### WORK REQUIRED
Gather from the listing below each line that includes the word "title", and copy it.
═════ DATASET CONTENT
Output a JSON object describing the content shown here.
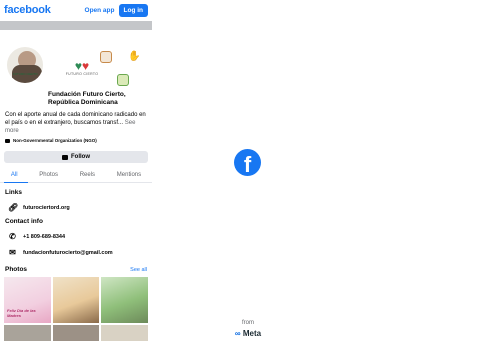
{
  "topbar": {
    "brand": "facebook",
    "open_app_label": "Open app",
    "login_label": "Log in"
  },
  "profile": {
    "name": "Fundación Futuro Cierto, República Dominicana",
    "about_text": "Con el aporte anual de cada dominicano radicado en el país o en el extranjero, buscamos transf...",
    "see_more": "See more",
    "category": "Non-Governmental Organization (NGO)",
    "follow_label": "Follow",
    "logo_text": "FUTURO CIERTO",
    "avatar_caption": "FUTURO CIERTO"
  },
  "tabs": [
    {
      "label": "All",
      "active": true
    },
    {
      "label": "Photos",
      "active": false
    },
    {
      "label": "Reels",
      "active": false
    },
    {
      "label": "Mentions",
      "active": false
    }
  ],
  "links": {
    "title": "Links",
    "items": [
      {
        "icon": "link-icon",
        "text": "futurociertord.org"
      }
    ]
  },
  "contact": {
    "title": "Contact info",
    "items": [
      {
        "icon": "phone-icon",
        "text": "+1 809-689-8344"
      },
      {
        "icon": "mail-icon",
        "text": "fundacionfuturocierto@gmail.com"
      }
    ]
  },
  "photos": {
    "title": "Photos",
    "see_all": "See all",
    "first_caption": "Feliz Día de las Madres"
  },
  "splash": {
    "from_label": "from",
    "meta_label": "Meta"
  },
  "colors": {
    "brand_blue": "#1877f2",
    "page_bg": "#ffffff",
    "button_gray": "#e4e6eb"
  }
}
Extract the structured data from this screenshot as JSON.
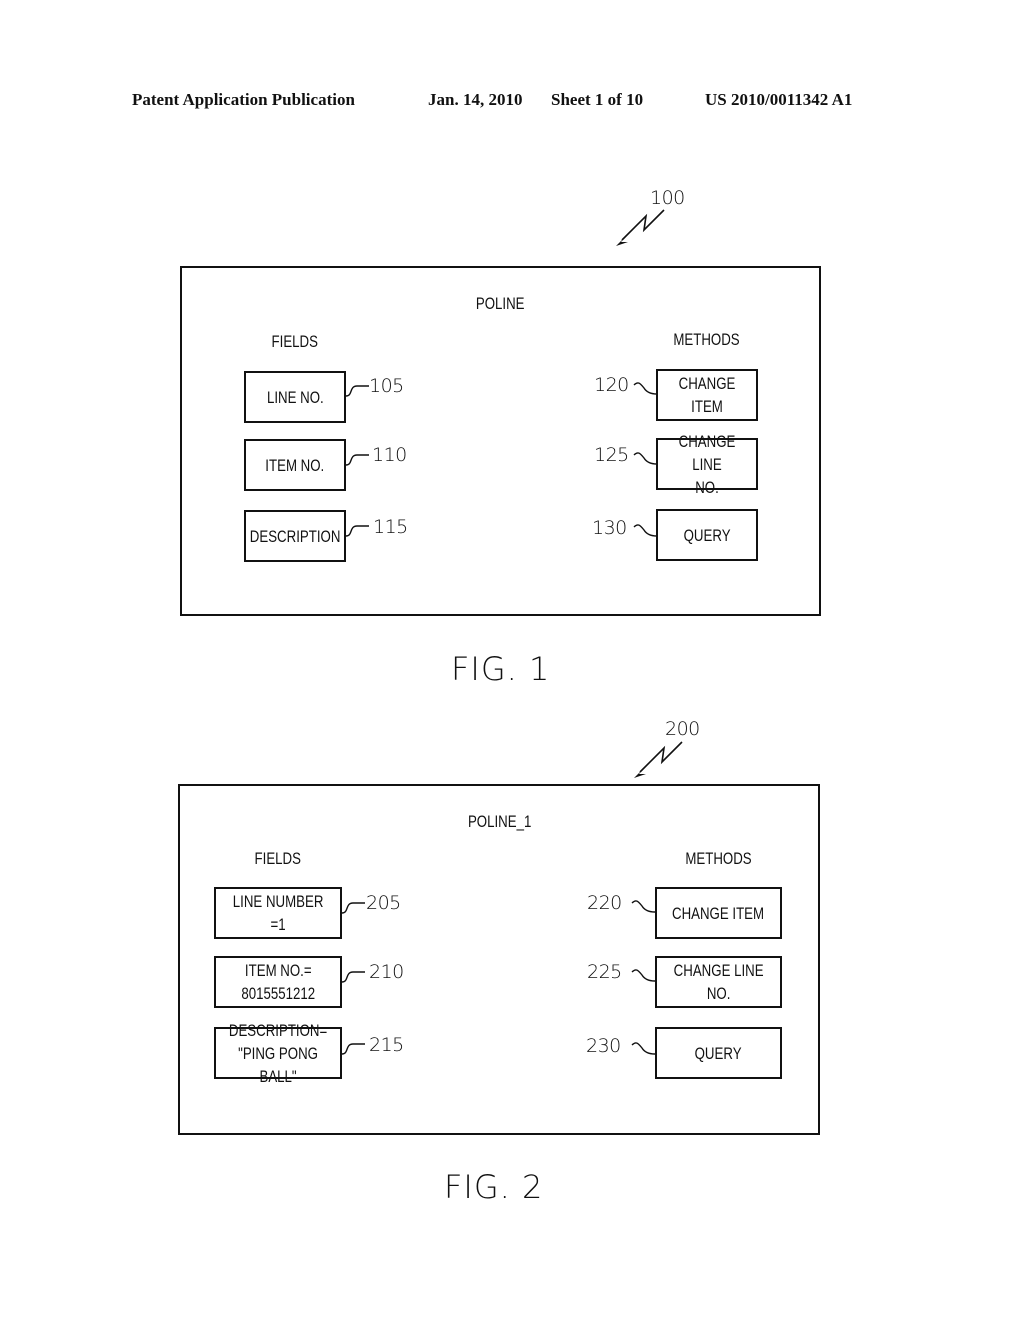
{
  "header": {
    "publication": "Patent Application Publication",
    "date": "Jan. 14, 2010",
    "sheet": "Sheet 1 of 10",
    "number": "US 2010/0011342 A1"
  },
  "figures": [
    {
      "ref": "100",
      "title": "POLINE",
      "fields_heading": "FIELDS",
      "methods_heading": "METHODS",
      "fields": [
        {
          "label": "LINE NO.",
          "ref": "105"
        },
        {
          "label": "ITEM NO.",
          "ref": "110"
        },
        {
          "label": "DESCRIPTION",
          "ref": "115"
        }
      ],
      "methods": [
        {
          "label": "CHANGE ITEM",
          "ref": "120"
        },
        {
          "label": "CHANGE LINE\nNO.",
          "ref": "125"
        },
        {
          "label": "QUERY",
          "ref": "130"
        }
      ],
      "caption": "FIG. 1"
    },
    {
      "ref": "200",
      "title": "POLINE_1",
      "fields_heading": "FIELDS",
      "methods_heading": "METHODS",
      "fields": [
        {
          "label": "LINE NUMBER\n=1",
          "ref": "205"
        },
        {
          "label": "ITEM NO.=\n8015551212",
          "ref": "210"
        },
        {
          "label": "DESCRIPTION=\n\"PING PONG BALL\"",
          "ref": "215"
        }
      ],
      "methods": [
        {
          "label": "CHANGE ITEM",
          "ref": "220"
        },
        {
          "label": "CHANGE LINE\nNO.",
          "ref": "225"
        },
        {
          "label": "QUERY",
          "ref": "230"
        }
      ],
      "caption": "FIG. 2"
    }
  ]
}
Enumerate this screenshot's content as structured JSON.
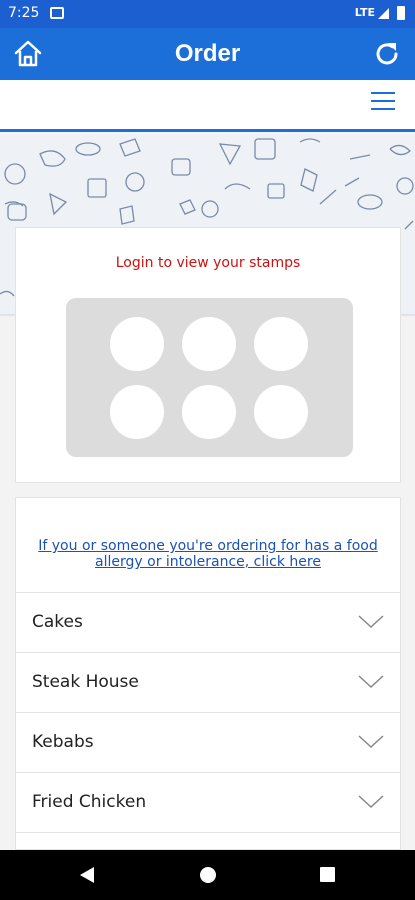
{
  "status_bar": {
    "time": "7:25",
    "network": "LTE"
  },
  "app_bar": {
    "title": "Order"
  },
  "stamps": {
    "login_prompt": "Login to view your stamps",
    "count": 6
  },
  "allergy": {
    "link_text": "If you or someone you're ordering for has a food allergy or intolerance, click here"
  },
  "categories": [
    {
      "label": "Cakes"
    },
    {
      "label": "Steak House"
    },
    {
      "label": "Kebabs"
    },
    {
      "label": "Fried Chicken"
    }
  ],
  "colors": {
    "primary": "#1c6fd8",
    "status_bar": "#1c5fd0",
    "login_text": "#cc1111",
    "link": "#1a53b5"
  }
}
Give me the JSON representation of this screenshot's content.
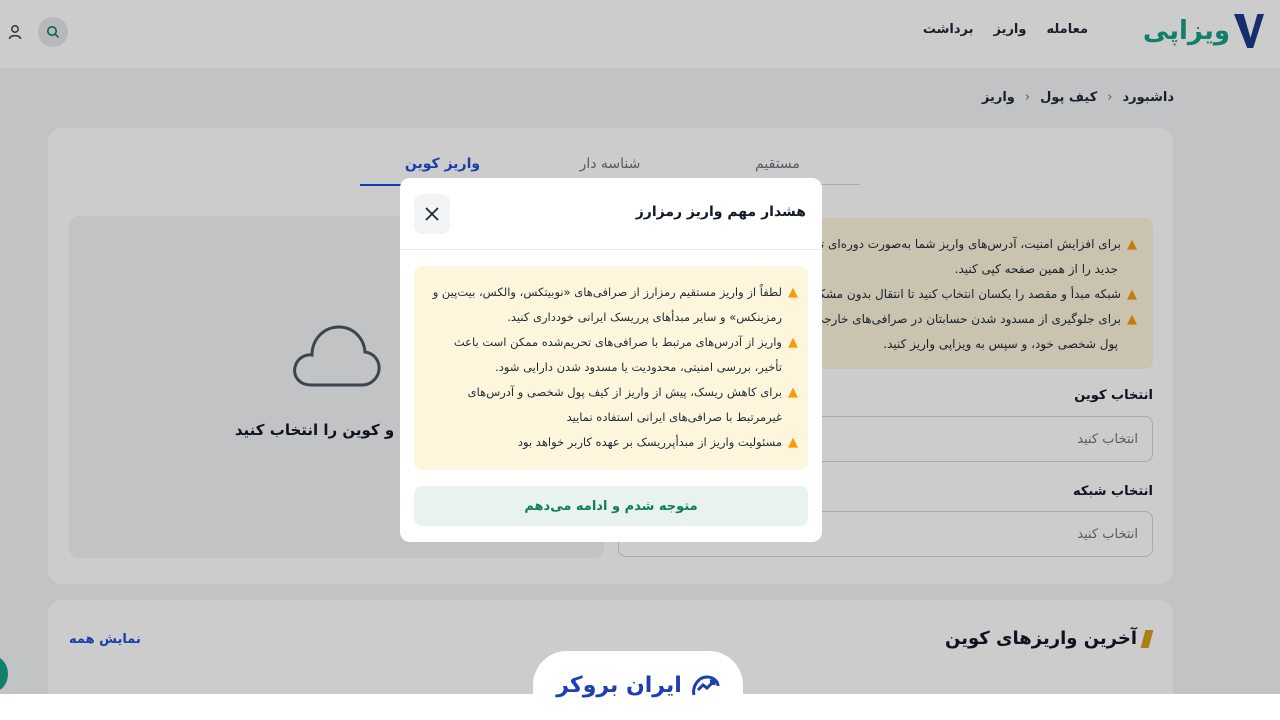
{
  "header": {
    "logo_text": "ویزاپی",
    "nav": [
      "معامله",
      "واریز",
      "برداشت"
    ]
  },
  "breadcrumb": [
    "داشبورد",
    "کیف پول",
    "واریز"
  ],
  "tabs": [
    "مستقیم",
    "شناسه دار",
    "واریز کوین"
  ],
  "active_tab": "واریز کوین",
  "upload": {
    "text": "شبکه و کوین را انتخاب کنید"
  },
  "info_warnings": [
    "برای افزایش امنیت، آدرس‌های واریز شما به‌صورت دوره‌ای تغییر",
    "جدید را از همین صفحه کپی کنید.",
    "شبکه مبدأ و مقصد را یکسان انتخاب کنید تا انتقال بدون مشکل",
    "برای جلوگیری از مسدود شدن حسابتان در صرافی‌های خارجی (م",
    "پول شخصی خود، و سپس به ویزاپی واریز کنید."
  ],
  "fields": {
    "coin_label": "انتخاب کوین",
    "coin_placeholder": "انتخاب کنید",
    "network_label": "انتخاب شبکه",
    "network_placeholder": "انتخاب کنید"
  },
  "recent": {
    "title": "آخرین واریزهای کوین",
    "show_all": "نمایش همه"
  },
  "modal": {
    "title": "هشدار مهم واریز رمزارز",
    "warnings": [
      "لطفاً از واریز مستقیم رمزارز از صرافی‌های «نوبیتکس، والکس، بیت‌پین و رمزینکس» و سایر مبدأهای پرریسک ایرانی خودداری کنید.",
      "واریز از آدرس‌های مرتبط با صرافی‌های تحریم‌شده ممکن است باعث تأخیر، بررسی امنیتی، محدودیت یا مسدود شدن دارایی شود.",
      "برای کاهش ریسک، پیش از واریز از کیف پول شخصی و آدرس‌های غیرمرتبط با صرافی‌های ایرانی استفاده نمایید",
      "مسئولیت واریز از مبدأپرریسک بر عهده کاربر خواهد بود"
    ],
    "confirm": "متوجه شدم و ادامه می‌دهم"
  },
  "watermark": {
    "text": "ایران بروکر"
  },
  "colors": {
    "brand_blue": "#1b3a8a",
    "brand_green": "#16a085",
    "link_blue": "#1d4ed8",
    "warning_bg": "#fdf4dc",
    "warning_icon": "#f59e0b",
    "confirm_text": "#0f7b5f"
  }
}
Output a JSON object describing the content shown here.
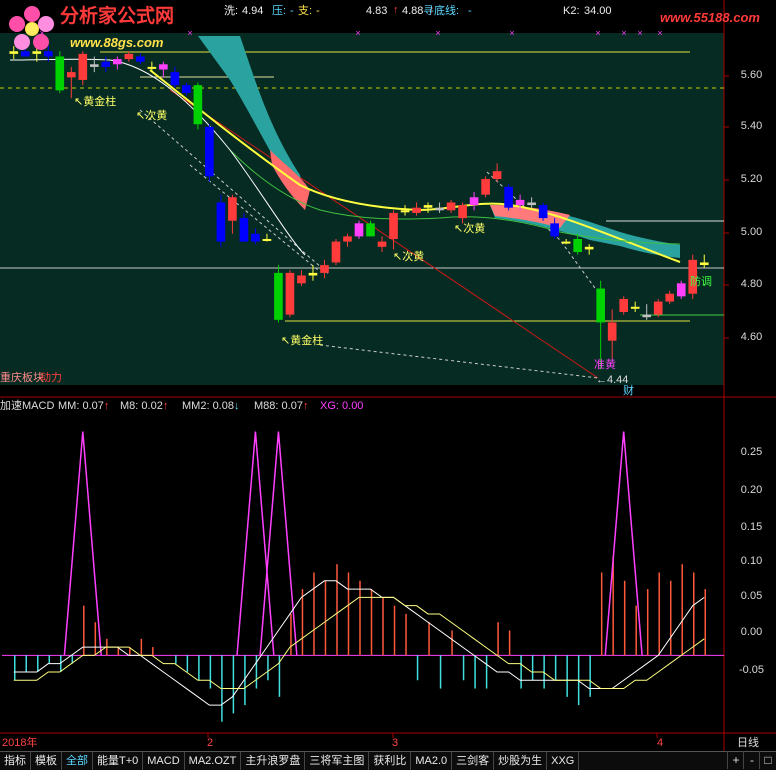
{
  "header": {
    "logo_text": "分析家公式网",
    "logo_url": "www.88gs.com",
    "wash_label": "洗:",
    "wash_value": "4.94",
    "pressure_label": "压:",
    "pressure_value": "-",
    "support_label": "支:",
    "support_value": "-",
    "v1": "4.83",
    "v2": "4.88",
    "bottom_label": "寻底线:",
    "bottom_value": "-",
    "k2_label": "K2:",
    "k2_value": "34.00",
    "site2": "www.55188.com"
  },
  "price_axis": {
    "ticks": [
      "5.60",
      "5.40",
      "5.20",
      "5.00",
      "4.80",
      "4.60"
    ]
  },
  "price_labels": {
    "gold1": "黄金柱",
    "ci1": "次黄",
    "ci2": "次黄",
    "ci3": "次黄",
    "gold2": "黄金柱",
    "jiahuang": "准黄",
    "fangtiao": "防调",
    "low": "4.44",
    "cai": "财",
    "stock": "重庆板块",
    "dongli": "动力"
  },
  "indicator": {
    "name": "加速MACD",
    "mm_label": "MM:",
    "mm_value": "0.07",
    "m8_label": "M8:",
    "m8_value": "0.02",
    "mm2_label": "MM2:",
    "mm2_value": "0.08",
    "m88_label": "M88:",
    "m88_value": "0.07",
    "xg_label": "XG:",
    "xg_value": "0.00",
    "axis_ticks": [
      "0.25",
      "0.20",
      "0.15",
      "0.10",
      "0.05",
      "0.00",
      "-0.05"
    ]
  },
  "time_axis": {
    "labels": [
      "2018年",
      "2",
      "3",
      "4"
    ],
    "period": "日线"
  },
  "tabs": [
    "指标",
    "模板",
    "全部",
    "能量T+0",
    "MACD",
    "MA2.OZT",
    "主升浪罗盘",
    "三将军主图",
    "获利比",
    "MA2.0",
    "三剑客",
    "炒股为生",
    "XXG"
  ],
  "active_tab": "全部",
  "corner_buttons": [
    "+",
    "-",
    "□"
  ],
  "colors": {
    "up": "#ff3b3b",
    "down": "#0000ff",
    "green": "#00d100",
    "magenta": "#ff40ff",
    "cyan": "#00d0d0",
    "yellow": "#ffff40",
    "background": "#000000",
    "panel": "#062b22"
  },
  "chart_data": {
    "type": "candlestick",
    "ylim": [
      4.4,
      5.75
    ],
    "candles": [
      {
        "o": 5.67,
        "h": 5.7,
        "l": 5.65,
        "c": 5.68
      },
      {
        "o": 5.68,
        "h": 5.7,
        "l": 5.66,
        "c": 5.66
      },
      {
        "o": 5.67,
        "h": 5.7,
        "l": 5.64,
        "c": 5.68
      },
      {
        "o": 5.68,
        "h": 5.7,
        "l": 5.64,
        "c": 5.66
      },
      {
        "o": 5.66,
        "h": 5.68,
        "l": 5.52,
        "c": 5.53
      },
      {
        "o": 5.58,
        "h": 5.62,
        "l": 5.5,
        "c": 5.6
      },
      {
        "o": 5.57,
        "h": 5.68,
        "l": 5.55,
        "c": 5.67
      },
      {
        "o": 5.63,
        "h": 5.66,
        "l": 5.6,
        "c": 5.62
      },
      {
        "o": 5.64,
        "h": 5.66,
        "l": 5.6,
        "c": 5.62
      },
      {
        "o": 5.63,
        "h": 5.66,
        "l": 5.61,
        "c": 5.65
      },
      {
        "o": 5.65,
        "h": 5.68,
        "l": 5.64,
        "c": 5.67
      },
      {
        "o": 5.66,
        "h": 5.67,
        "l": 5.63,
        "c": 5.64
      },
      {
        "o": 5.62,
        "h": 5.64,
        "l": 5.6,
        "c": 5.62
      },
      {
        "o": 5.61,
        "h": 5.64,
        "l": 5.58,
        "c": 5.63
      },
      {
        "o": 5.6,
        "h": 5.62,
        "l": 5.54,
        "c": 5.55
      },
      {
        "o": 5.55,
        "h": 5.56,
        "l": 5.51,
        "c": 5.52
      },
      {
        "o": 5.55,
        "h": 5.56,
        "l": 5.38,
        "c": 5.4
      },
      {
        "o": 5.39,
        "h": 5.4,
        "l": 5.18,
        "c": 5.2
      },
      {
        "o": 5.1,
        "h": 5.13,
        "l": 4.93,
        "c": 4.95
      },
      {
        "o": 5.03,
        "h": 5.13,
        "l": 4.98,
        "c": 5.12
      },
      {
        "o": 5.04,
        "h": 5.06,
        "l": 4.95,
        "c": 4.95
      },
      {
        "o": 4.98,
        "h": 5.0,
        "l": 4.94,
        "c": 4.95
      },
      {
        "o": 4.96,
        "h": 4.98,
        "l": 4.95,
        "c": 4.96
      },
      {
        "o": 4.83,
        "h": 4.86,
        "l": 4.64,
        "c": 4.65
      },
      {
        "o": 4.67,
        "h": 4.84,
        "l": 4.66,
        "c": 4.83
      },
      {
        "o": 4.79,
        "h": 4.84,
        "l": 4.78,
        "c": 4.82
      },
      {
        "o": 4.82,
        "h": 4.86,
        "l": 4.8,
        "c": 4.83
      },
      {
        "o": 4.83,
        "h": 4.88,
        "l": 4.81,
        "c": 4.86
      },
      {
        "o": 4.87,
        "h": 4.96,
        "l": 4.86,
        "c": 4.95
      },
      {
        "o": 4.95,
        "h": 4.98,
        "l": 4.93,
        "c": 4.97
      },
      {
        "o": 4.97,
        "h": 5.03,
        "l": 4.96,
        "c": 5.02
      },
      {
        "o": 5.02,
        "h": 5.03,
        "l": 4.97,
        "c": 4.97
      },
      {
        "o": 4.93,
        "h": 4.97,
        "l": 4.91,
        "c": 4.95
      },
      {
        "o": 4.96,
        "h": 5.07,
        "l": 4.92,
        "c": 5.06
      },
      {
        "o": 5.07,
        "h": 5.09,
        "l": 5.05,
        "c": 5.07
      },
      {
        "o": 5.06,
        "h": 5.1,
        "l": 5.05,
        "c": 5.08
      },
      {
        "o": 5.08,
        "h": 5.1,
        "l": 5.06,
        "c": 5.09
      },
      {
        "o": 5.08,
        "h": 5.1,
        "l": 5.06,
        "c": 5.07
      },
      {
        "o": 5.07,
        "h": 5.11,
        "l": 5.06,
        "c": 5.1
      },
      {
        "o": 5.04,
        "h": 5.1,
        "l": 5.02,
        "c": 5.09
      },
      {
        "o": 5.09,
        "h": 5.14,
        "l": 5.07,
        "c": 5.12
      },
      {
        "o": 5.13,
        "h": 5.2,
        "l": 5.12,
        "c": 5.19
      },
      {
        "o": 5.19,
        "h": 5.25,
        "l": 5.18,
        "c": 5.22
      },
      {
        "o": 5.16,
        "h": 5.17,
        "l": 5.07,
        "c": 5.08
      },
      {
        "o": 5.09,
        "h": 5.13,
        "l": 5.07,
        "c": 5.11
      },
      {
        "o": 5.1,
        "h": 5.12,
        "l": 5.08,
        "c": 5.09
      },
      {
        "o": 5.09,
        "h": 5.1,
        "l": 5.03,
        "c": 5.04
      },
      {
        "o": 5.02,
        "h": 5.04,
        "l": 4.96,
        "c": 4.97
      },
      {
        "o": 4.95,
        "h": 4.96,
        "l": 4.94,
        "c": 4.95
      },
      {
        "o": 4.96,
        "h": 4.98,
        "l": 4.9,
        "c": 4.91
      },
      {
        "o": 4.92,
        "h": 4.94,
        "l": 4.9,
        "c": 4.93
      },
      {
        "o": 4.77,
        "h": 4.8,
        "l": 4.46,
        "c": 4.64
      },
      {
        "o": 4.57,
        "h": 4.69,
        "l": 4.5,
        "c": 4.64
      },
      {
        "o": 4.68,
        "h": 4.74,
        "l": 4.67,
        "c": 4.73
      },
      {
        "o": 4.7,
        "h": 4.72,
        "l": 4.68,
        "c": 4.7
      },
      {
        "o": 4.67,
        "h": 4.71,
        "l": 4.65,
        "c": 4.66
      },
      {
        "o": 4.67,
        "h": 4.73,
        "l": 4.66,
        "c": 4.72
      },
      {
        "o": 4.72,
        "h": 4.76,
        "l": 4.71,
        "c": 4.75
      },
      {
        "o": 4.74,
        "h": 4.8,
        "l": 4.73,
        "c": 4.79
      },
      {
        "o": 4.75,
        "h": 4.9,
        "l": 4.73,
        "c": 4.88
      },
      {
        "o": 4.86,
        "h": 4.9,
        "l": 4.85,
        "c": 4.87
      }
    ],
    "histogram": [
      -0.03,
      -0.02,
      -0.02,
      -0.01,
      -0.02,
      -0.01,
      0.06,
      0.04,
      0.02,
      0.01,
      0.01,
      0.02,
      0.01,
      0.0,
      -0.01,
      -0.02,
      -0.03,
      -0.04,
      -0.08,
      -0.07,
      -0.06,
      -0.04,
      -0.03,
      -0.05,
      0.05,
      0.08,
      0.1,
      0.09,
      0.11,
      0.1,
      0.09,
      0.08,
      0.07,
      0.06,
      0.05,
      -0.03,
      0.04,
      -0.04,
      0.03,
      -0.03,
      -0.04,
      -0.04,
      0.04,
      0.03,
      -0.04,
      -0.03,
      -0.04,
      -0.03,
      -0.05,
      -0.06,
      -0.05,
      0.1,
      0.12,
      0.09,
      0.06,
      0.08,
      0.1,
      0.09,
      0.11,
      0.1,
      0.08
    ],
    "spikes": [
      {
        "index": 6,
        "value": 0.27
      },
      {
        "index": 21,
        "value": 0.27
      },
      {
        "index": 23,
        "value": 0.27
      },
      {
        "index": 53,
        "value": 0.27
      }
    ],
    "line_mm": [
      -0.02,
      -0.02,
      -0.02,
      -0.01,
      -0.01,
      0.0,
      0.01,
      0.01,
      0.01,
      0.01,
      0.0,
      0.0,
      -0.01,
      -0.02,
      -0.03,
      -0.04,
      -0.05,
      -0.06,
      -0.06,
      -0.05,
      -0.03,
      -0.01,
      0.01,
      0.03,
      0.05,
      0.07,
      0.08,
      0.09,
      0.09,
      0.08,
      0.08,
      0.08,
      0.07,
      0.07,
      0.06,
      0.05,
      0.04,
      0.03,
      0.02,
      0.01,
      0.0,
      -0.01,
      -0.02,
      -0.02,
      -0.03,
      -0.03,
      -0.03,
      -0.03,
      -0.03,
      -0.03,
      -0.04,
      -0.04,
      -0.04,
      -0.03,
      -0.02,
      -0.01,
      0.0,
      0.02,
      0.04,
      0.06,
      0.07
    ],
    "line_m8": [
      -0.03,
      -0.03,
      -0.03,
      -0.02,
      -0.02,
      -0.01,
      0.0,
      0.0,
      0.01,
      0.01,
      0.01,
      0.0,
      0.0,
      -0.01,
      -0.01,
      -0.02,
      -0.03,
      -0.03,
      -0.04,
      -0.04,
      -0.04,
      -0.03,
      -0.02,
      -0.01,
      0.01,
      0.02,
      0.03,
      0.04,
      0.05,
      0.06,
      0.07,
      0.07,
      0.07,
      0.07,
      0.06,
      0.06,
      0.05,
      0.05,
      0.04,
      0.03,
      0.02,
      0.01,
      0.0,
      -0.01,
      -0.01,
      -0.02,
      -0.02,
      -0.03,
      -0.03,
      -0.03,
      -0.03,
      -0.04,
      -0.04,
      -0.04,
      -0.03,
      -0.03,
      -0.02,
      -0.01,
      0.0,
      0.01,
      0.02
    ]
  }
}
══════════
### SOLVED EXERCISE
    "title": "Links",
    "title": "Contact info",
    "title": "Photos",
      "title": "POLINE",
      "title": "POLINE_1",
    "title": "Order"
    "title": "آخرین واریزهای کوین",
    "title": "هشدار مهم واریز رمزارز",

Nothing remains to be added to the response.